What is being asked: Scan the records below and copy every line that contains the string "false".

Excerpted data:
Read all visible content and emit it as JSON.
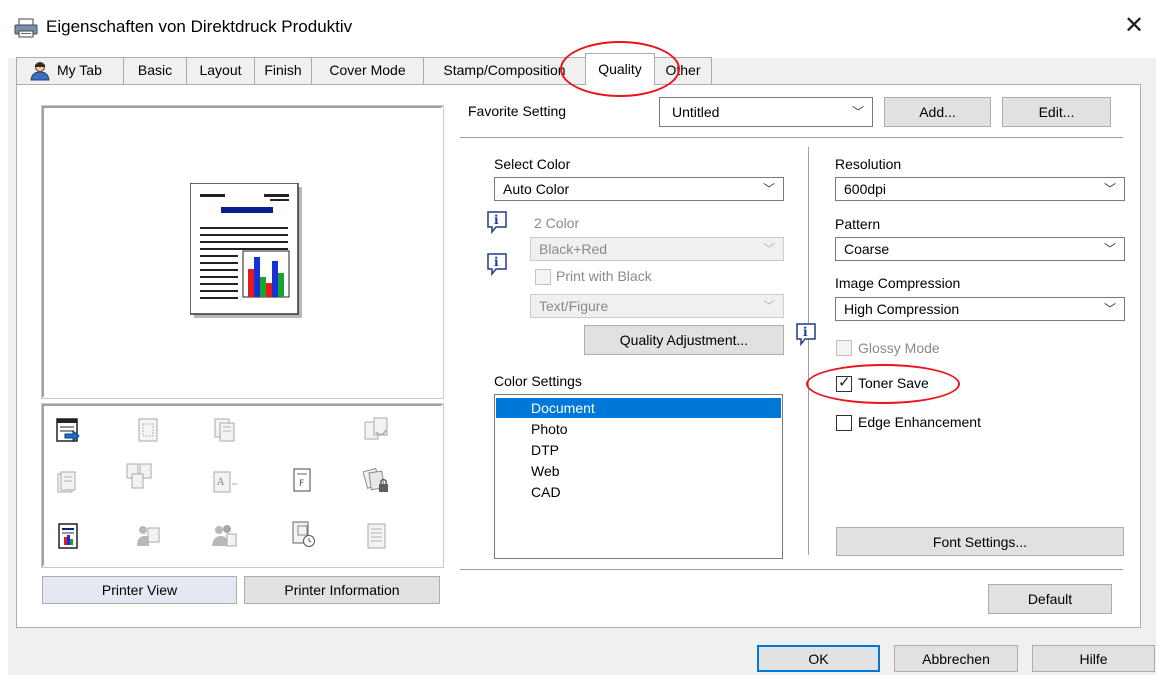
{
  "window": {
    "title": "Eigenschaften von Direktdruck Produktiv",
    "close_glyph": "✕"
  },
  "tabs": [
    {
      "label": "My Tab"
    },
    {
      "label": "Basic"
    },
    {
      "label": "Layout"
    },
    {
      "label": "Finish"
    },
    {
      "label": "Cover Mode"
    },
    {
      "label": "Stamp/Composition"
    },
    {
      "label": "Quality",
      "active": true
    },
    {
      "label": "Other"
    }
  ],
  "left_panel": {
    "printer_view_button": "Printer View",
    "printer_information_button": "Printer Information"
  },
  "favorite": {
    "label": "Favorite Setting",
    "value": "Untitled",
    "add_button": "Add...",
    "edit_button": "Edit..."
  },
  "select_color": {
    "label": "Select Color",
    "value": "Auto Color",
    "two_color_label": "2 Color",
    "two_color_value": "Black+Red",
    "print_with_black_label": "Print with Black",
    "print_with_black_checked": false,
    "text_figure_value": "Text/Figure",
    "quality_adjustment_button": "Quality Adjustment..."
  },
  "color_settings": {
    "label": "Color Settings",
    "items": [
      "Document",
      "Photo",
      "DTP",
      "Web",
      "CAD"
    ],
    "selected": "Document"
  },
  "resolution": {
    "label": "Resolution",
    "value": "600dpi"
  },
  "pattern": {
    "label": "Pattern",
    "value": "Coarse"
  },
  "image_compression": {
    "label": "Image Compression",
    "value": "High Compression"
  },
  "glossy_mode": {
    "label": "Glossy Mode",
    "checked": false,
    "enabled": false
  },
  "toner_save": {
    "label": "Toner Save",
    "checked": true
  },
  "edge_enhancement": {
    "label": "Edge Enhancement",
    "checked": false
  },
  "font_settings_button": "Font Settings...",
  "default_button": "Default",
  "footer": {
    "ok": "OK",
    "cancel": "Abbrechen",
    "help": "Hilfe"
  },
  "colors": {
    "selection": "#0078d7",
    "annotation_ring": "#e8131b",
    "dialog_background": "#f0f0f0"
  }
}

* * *

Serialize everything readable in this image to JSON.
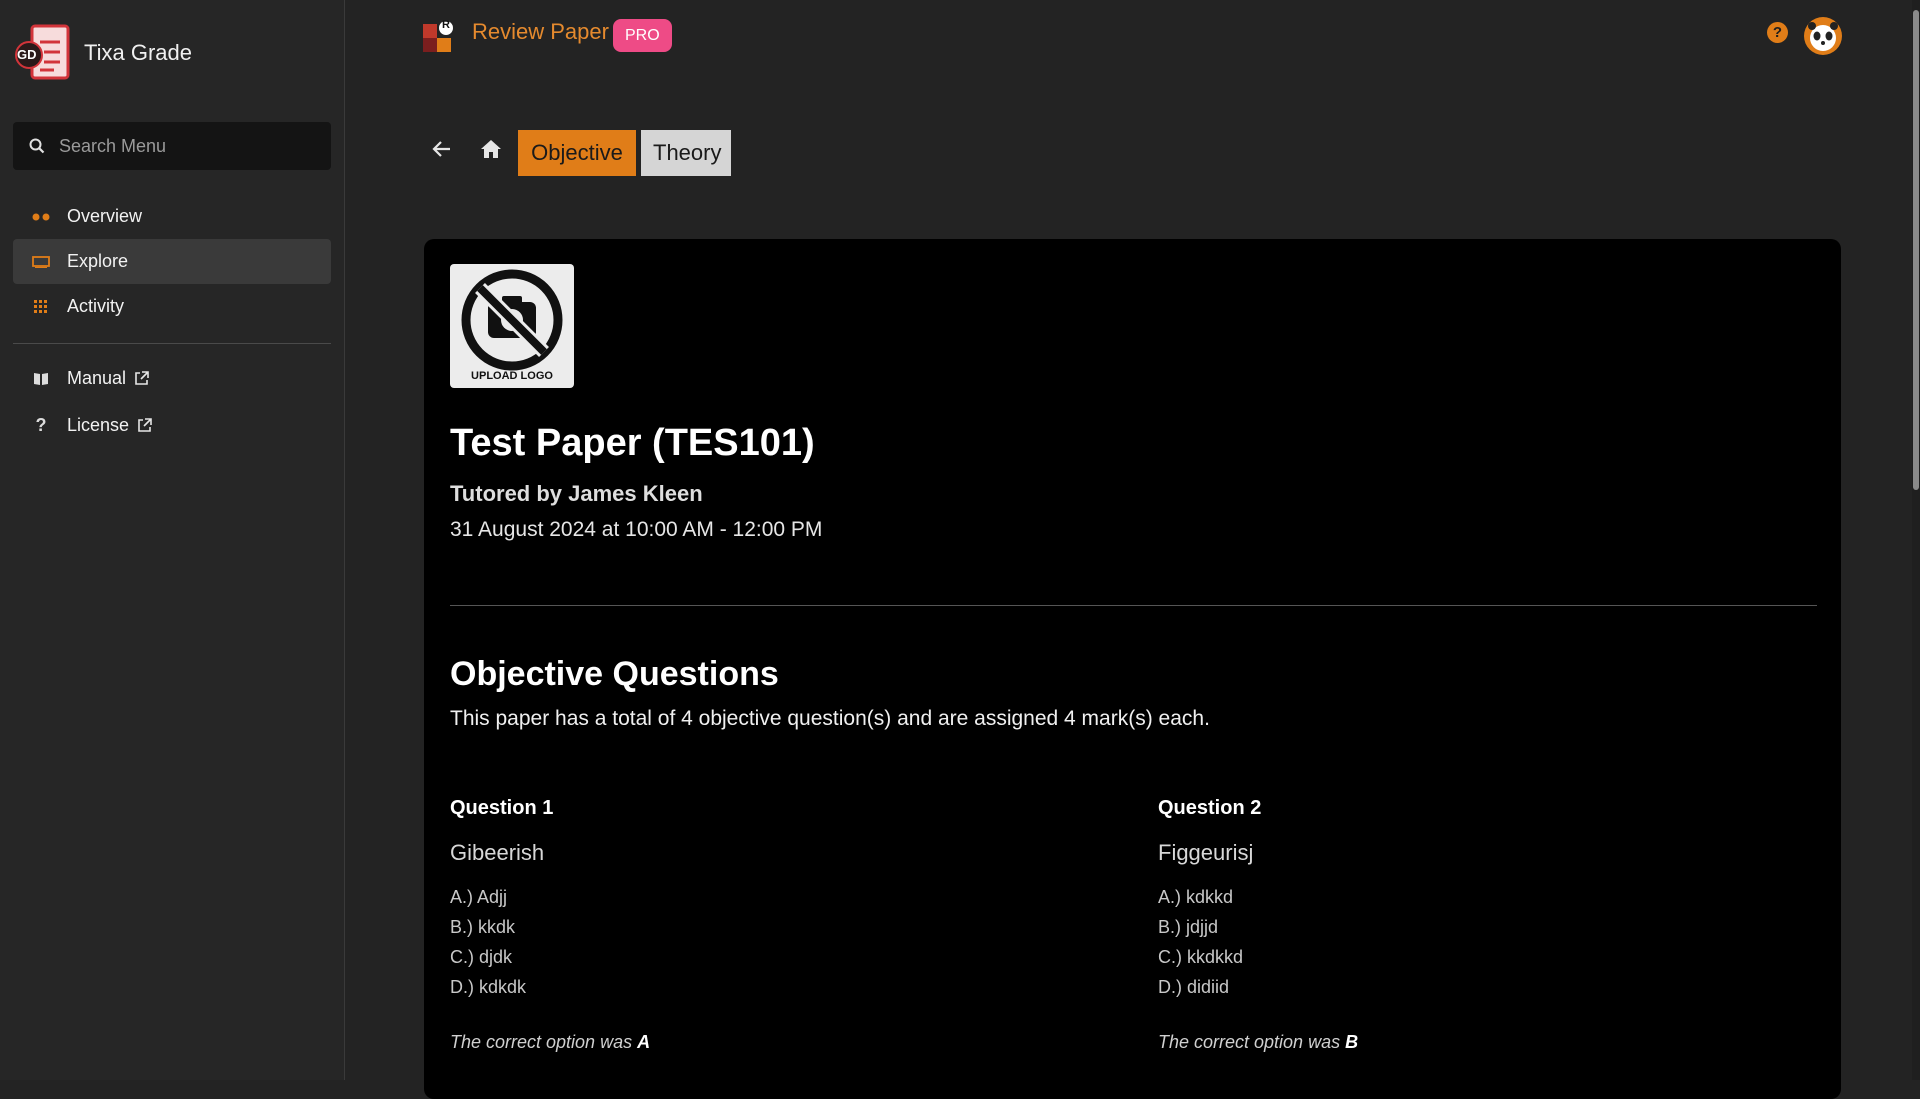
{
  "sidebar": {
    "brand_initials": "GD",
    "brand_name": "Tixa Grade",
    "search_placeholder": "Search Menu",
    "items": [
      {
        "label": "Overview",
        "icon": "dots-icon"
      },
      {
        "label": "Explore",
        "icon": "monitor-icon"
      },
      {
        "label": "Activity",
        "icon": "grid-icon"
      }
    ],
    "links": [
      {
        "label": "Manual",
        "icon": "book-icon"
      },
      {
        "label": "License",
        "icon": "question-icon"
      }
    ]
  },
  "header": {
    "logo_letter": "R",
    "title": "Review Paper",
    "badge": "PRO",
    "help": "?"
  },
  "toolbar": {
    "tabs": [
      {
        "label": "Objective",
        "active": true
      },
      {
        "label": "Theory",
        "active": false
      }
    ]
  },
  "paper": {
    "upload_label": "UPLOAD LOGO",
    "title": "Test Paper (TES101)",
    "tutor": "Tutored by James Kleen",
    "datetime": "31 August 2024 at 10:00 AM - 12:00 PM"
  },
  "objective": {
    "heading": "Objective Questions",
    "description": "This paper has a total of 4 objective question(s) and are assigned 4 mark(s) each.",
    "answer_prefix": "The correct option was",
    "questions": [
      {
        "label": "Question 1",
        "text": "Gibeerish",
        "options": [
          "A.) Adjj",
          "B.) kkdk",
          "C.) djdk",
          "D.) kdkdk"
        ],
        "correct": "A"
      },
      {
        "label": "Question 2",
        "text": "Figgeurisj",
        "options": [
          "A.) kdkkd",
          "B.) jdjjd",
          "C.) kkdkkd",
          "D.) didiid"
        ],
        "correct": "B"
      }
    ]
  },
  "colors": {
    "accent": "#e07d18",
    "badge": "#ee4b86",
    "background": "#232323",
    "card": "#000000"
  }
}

Written answer:
    "print_with_black_checked": false,
    "checked": false,
    "enabled": false
    "checked": false
        "active": false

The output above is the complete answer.